On February 2, 2018, the California Water Commission (CWC) released the Public Benefit Ratio (PBR) for the Centennial Dam Project on the Bear River. According to state technical reviewers of the application submitted by the Nevada Irrigation District (NID), Centennial Dam has a public benefit ratio of zero. Read more here.
On April 11, 2017 American Rivers named the Bear River among America’s Most Endangered Rivers®, shining a national spotlight on Centennial Dam that would irreparably harm the river’s fish and wildlife, recreation and Native American heritage. Read the Most Endangered Rivers report (PDF)
Last May 21, 2018 letter from The Foothills Water Network (FWN) to the NID Board and April 26, 2018, letter from SYRCL to the NID Board, requests that expenditures, including property acquisitions, legal analysis, planning, engineering, promotion, study, and all field work related to Centennial Dam cease while the Raw Water Master Plan (RWMP) update process proceeds and comes to its objective conclusion.

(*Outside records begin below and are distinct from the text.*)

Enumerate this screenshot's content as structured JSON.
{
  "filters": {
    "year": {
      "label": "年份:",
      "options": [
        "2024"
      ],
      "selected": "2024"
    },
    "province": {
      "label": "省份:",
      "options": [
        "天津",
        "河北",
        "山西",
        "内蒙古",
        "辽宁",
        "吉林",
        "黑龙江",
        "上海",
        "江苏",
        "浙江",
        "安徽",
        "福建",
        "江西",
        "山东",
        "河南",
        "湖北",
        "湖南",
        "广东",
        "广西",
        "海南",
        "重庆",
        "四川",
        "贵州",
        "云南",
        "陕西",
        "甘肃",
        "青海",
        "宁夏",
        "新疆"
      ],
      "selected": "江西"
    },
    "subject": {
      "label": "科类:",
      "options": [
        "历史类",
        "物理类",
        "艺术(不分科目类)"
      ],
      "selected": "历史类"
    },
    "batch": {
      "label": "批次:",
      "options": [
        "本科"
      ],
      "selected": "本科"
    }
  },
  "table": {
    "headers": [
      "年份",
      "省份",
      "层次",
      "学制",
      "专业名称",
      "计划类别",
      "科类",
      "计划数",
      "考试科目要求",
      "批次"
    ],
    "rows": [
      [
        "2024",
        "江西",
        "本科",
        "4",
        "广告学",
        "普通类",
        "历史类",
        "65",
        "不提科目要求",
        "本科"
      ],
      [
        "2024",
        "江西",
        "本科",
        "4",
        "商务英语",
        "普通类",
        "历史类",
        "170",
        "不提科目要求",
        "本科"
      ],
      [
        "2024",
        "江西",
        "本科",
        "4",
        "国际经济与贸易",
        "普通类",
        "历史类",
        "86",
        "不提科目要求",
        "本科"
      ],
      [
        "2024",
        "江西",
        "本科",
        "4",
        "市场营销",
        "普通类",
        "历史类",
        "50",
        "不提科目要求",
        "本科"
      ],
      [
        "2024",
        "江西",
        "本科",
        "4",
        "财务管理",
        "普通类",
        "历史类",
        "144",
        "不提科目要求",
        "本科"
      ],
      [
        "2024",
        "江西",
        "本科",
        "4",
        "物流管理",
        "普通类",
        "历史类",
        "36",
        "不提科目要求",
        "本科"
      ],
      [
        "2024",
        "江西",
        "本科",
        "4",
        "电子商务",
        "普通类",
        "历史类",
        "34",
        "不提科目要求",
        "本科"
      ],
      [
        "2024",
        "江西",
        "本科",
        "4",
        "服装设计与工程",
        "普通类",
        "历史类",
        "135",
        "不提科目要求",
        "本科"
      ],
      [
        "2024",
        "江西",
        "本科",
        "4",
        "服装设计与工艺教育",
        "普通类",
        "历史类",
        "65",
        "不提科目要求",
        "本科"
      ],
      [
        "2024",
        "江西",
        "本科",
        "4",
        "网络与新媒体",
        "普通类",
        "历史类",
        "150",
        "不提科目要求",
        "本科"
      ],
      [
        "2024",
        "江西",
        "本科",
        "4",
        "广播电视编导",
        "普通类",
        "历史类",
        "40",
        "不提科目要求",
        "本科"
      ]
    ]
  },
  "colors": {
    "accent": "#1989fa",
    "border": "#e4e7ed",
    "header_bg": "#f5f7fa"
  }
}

Read more here.
On April 10, 2017, The Foothills Water Network (FWN) submitted a joint letter to the U.S. Army Corps of Engineers detailing an extensive list of actions and strategies which, when bundled together, would eliminate the need for the Nevada Irrigation District (NID) to build a major new dam on the Bear River. Read more here.
On January 11, 2017 a coalition of conservation and community organizations released a memo detailing the costs of the proposed Centennial Dam. Centennial Dam Projected Cost Estimate Reaches $1 Billion (PDF), prepared by Foothills Water Network.
On April 18, 2016, SYRCL & The Foothills Water Network (FWN) filed a comment letter to NID stating its concerns that the proposed Centennial Dam will have significant environmental impacts on the Bear and Yuba River watersheds and surrounding communities. Read the Comment Letter to NID (PDF).
The Centennial Dam proposal has alarmed community members throughout the Bear and Yuba watersheds. Nearly 400 people attended two public meetings about the proposal in early March 2016 to express their concerns about the project’s potential impacts on the environment.
Water Rights Protest
On October 25, 2016, The Foothills Water Network submitted a joint water rights protest to the State Water Resources Control Board (SWRCB) demanding that NID’s water rights application for the proposed Centennial Dam be denied based on environmental, public interest and legal grounds. Read FWN’s Water Rights Protest (PDF). Read the Press Release (PDF).
We expect the Draft Environmental Impact Report (EIR) will be available in 2021. Join us to learn more.